Pram, 2008, by Keith Carter

OCTOBER 17, 2009 - MARCH 13, 2010
FIREFLIES: Photographs of Children by Keith Carter

In my world of truths and half-truths, the inhabitants might be amiss or fallen from grace, but my children inhabit a peaceable kingdom where everything that falls deserves a chance to be restored.   

A lyrical meditation on the joys, wonders, and anxieties of childhood, Fireflies brings us back to the small truths so often pushed aside or forgotten as we become adults. Informed by his own imagination-filled days spent playing in early boyhood haunts, these images allow us all to once again inhabit the stories, dreams, and make-believe worlds that children conjure. This exhibition presents over 20 images from Carter’s 2009 monograph published by the University of Texas Press.

These toned silver-gelatin photographs, as well as the majority of images from the book, are part of the Keith Carter archive at the Wittliff Collections. Begun in 1995, it currently comprises over 1,100 of Carter’s prints—the largest archive of his work in the world. The most complete holding of supplementary Carter materials is also at the Wittliff, including publications featuring his work (serials as well as books), and ephemera such as discarded prints he’s used for notes and correspondence.

KEITH CARTER holds the endowed Walles Chair of Visual and Performing Arts at Lamar University in Beaumont, Texas, and among his many honors are a 2009 Texas Medal of Arts Award and the Lange-Taylor Prize from the Center for Documentary Studies at Duke University. His previous books are: A Certain Alchemy, Holding Venus, Ezekiel’s Horse, Keith Carter Photographs: Twenty-Five Years, Bones, Heaven of Animals, Mojo, The Blue Man, and From Uncertain to Blue.
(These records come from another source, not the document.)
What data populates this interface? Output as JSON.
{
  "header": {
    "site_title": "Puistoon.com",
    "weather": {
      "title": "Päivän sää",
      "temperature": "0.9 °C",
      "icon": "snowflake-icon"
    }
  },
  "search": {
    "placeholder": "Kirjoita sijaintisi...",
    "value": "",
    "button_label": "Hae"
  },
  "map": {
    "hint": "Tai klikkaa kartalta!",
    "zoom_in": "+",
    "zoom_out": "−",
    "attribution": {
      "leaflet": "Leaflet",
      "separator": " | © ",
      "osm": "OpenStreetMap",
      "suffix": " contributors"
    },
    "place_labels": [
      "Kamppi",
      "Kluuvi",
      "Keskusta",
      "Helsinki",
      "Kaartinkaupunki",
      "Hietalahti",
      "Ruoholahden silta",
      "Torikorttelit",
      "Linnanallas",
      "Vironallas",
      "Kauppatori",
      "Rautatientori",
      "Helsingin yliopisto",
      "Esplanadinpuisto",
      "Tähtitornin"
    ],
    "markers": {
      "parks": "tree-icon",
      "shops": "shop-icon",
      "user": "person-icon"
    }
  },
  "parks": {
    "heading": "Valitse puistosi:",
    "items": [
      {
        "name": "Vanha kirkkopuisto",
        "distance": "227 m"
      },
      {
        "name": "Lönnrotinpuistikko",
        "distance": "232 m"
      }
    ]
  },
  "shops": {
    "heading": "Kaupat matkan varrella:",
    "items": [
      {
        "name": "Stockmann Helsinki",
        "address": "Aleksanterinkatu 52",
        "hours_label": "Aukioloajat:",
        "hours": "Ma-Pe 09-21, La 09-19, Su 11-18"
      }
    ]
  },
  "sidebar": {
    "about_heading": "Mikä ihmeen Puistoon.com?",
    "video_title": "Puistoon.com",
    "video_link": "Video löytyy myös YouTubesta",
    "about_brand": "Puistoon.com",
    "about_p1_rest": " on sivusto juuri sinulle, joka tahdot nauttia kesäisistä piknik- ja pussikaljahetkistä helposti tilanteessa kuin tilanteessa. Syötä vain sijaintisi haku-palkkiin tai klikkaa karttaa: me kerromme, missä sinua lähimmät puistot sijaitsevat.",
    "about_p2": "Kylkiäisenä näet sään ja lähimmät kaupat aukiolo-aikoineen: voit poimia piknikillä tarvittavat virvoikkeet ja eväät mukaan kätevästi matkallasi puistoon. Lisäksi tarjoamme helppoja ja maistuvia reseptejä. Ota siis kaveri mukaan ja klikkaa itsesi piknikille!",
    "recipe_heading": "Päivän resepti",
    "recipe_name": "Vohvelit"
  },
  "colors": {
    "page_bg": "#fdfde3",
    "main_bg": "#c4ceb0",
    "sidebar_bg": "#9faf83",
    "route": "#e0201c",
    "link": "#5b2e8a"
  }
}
In addition to his large archive at the Wittliff, Carter’s work is included in the collections of the National Gallery of Art; the Art Institute of Chicago; the San Francisco Museum of Modern Art; the J. Paul Getty Museum; the Museum of Fine Arts, Houston; and the George Eastman House.